**What you have to do:** Which lines in the records below include the word "values"? Report each of them in full.

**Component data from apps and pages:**
____

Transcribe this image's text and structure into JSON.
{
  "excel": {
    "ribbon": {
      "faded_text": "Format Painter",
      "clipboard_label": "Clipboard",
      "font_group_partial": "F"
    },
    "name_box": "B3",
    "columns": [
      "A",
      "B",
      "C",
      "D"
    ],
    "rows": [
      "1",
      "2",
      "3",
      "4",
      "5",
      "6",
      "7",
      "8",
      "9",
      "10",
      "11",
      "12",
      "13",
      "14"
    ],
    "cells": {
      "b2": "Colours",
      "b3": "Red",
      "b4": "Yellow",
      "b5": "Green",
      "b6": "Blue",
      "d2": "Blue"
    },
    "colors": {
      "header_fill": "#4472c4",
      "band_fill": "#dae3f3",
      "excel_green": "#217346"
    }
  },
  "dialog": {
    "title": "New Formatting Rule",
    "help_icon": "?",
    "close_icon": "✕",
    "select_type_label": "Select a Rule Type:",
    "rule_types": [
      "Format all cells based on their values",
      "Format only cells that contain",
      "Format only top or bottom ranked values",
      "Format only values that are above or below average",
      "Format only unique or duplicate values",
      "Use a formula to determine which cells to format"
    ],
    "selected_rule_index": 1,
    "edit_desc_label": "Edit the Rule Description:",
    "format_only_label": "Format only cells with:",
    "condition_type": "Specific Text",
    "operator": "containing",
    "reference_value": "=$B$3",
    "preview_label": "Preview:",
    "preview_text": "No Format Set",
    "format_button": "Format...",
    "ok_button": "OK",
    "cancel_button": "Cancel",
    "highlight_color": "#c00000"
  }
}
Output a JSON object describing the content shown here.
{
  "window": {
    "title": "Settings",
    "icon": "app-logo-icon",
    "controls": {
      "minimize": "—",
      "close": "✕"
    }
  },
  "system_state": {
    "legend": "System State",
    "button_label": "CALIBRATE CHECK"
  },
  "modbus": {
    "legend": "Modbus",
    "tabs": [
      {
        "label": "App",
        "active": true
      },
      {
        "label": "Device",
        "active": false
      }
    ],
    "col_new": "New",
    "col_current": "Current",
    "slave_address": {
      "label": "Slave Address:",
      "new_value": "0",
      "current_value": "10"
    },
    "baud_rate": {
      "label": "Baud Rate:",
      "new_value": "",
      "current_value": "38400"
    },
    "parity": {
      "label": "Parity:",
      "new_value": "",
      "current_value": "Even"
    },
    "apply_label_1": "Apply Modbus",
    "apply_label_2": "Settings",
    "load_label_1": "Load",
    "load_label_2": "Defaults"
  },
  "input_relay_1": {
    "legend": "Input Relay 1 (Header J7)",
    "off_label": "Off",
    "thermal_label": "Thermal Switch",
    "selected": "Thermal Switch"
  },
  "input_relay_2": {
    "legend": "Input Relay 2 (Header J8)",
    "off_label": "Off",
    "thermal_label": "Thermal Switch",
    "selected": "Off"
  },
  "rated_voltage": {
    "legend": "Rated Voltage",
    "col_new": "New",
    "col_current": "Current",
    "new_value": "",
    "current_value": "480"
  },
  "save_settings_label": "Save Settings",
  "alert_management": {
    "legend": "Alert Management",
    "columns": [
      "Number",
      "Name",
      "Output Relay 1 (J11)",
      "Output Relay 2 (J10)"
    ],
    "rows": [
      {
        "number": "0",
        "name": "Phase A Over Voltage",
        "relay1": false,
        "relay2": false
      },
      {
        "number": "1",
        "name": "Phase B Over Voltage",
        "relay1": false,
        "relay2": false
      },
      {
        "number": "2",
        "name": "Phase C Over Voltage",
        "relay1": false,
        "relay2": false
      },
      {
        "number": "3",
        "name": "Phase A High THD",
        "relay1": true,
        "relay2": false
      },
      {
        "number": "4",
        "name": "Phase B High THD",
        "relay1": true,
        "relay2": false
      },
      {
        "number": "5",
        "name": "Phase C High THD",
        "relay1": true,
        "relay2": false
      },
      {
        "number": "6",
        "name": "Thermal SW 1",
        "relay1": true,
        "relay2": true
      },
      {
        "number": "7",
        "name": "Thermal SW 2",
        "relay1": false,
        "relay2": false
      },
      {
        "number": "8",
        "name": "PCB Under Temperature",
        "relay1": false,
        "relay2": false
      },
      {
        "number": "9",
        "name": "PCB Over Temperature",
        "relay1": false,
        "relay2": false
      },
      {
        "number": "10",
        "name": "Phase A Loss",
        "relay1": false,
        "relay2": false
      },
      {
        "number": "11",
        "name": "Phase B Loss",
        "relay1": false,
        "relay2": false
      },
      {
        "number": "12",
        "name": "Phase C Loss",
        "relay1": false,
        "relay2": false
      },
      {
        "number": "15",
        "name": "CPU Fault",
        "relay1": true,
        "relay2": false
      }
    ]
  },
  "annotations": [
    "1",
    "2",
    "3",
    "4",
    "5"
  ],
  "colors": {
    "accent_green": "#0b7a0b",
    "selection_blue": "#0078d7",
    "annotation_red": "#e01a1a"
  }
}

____

**Response to this exercise:**
      "Format all cells based on their values",
      "Format only top or bottom ranked values",
      "Format only values that are above or below average",
      "Format only unique or duplicate values",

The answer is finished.